Are you wondering if you should try a gluten-free diet to reduce autism symptoms in your child? Or maybe keto instead? Let’s discuss what the best diet for an autistic child is.
Finding the best autism diet for your child
Here are helpful points to keep in mind when choosing the diet that is best for your autistic child.
Origin of autism diet concept
Before learning what the best diet is for your autistic child, or whether a diet will create the results you want, you first need to understand where the concept comes from.
The use of special diets for autistic children traces back only to Andrew Wakefield, a British anti-vaccine activist who lost his medical license due to falsified data. His studies link the MMR vaccine to autism and support reducing autism symptoms with restrictive diets.

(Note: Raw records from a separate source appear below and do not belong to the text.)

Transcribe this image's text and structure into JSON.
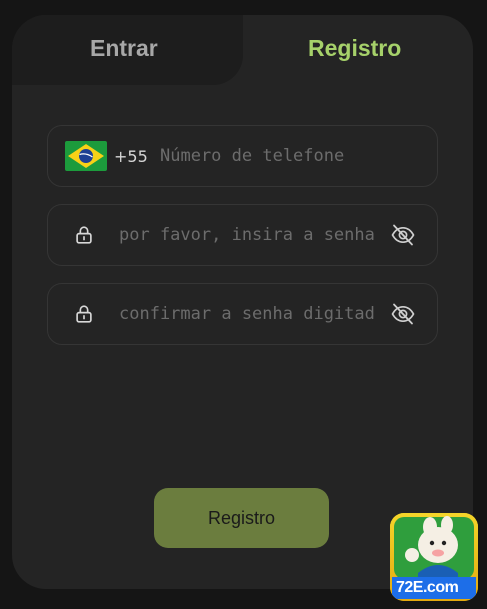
{
  "tabs": {
    "login_label": "Entrar",
    "register_label": "Registro"
  },
  "form": {
    "phone": {
      "country_flag": "brazil-flag",
      "country_code": "+55",
      "placeholder": "Número de telefone",
      "value": ""
    },
    "password": {
      "placeholder": "por favor, insira a senha",
      "value": ""
    },
    "confirm_password": {
      "placeholder": "confirmar a senha digitada",
      "value": ""
    },
    "submit_label": "Registro"
  },
  "brand": {
    "logo_text": "72E.com"
  },
  "colors": {
    "accent": "#a6d16a",
    "button": "#6b7d3e",
    "card": "#242424",
    "background": "#151515"
  }
}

Wakefield coined “autistic entercolitis”, claiming autistic children were more likely to have gastrointestinal issues. He filed patents for an autism cure and “planned to make millions”. His infamous documentary, Vaxxed, alluded to autistic people being broken, non-humans that people should rid themselves of.
Although the majority of Wakefield’s studies were withdrawn from medical journals, more articles about autism diets have been written since. There are also self-reporting “studies”, usually from non-autistic parents or doctors of autistic children, but self-reporting is unreliable data.
Studies based on legitimate science don’t support a special autism diet. To this day, there is no evidence supporting whether special diets help autistic people. There is no evidence pointing to food allergies, food sensitivities and/or gastrointestinal issues causing autism, either.
Diets don’t treat autism
There is no autism treatment or cure, nor does there need to be one. Autistic people need acceptance and empathy, not to be viewed as villains.
Is your autistic child is less whiny, jittery, and stressed after cutting out milk, gluten or other foods? You didn’t treat their autism. You treated a food allergy, food sensitivity, or gut issue.
Any lactose intolerant individual will tell you they are more irritable when they are in pain after eating too much cheese. Autistic people are overstimulated when they feel sick, making them prone to meltdowns and acting out.
In a child’s mind, the food they are given is safe. If you tell a toddler that chocolate is actually strawberry, and they don’t know otherwise, they’re going to believe you. If you tell a child that the food you’ve given them is safe, they’re going to think that their bodily reactions to certain foods are all in their heads — or just them.
Anna Piwowarczyk, et al, found no correlation between gluten-/casein-free diets and improved behavior in autistic children.
Autistic children are not more likely to experience gastrointestinal issues, food allergies or food sensitivities than non-autistic children. Rather, autistic children are less likely to speak up about them and more likely to be ignored about their struggles.
Non-autistic children go years without getting diagnosed with such medical issues because they are capable of functioning in a society, of asking, “How are you?” without expecting a real response.
In other words, research supporting special diets for autism are not “mixed” or “undecided” — they’re based on falsified data by discredited doctor. Removing foods that cause anyone pain may improve behavior.
Dangers of putting your child on a special diet
A common go-to diet for autistic children is the ketogenic diet, which was developed to treat epilepsy before introducing anticonvulsant medications. Autism is not a seizure disorder, but people can be both autistic and epileptic. People can be non-autistic and epileptic, too.
Keto is a seriously restrictive diet for people who do not need to go on it. Risks include dehydration, lost electrolytes, kidney stones, low blood pressure, nutrient deficiencies, and increased risk of heart disease.
Autistic people are more susceptible to developing eating disorders, especially avoidant/restrictive food intake disorder (ARFID). Alexithymia may prevent autistic people from identifying hunger cues, which prevents autistic individuals from eating when they need to. Unnecessary special diets lead to bad eating habits where guilt and shame shape how they eat.
Autistics die of malnutrition because they won’t eat. Limiting what foods they’re allowed to eat will not work in your favor. They will not eat carrots instead of cheese puffs if they’re hungry enough — they just won’t eat. The sensory aspect of carrots and cheese puffs are not the same. You’d have better luck with veggie puff chips than carrots.
What is the best diet for autism?
The absolute best diet for autistic children is whatever they will eat. It’s letting them play with their food, so they explore all the sensory aspects.
Keeping snack foods, and their safefoods and samefoods, will allow them better food freedom than a restrictive diet.
- Safefoods bring comfort, joy, happiness or nostalgia when the autistic person eats them.
- Samefoods are foods that an autistic person could eat every single day.
If you keep enough of your child’s safefoods in stock, you can avoid the problem of samefoods thanks to the variety.
With these recommendations in mind, you’ll be able to create the best diet for your autistic child that will lead to their wellness, growth, and optimal nutrition.
How do you feed your autistic child? Where do you struggle? Share about it in the comments below.